  23. ^ "Wapusk National Park". Travel. 2011-07-06. Retrieved 2022-10-14.
  24. ^ Parks Canada Agency, Government of Canada (2022-04-25). "Birds - Wapusk National Park". www.pc.gc.ca. Retrieved 2022-10-14.
  25. ^ "Animals of Wapusk National Park | Les animaux du parc national Wapusk · iNaturalist Canada". iNaturalist Canada. Retrieved 2022-11-09.
  26. ^ a b Parks Canada Agency, Government of Canada (2022-05-10). "Plants in Wapusk National Park - Wapusk National Park". www.pc.gc.ca. Retrieved 2022-10-14.
  27. ^ "Vascular Plants of Wapusk National Park | Les plantes vasculaires du parc national Wapusk · iNaturalist". iNaturalist. Retrieved 2022-10-14.
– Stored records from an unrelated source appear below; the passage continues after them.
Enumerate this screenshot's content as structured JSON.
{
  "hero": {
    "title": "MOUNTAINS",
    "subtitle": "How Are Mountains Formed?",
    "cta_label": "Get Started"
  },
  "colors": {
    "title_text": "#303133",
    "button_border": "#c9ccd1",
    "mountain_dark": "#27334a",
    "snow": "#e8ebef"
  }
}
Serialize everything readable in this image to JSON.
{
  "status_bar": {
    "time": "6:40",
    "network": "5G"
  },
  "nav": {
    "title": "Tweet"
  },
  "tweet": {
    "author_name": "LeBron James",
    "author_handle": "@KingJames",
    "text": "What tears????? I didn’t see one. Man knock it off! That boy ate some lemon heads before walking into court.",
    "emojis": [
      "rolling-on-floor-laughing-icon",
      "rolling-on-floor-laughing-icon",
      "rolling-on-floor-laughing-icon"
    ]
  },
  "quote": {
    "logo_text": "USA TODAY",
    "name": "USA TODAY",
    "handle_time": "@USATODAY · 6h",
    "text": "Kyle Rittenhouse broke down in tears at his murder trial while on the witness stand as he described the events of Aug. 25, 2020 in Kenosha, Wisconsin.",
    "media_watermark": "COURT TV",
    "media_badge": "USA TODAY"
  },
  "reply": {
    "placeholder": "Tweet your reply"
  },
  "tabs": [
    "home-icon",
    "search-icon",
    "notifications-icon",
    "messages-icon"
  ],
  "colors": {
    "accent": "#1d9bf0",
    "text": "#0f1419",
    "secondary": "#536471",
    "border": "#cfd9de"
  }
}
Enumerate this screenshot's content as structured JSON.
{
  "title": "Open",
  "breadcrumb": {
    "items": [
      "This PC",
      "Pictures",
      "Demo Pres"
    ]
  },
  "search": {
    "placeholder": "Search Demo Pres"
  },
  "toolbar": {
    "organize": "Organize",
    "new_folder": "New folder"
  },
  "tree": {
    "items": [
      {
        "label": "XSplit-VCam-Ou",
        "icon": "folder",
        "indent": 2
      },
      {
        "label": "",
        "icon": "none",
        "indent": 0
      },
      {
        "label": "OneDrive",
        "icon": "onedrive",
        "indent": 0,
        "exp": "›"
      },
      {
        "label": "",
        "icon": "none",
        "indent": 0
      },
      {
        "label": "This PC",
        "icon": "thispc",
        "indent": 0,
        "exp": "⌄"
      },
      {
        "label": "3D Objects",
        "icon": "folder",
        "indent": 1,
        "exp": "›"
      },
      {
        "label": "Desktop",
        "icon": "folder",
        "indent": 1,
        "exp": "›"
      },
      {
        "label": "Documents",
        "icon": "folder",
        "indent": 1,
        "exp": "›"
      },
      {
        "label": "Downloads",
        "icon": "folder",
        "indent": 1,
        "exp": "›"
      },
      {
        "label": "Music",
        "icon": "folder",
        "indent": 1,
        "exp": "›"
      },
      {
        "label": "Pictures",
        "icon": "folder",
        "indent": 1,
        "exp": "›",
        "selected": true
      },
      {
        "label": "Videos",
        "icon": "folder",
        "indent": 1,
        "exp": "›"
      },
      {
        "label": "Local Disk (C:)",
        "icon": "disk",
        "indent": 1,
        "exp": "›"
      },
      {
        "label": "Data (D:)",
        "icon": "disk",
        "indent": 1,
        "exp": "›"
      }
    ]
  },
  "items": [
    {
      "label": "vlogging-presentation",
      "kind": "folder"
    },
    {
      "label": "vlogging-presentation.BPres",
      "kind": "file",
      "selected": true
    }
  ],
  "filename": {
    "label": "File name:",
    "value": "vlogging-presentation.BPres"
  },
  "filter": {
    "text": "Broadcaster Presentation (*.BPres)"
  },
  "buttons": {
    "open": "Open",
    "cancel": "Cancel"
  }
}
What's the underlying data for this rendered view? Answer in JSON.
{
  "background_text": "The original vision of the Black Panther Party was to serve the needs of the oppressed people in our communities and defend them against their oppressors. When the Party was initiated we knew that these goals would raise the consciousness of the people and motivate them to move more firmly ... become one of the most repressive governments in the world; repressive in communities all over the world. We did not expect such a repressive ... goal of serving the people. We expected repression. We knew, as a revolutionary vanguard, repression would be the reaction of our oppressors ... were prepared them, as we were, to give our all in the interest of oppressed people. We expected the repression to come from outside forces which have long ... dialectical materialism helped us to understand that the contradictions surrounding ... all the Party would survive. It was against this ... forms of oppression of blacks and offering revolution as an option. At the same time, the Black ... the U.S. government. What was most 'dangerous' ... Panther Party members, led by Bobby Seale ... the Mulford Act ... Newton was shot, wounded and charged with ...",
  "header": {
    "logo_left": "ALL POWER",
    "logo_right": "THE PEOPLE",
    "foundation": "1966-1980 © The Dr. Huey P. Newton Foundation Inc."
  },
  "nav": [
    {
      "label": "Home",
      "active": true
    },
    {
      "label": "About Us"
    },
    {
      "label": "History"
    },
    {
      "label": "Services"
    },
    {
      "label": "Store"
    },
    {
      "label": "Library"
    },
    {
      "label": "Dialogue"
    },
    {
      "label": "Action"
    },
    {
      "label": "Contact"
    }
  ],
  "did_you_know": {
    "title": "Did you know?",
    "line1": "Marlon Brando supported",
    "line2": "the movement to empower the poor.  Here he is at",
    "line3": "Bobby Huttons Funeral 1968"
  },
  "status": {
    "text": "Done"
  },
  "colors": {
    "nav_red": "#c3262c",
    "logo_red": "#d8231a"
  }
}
  28. ^ a b c d e Parks Canada Agency, Government of Canada (2022-03-30). "Caribou conservation in Wapusk National Park - Wapusk National Park". www.pc.gc.ca. Retrieved 2022-10-14.
  29. ^ Parks Canada Agency, Government of Canada (2022-07-28). "Out of sight—but not out of mind: caribou recovery at Parks Canada - Science and conservation". www.pc.gc.ca. Retrieved 2022-11-09.
  30. ^ Parks Canada Agency, Government of Canada (2017-04-27). "Southern Mountain Woodland Caribou - Glacier National Park". www.pc.gc.ca. Retrieved 2022-11-09.
  31. ^ Piercey-Normore, Michele D.; Brodo, Irwin M.; Deduke, Chris (2016). "Lichens on the Hudson Bay Lowlands: a long-term survey in Wapusk National Park, Manitoba". The Lichenologist. 48 (5): 581–592. doi:10.1017/S002428291600027X. ISSN 0024-2829. S2CID 89479683.

External links[edit]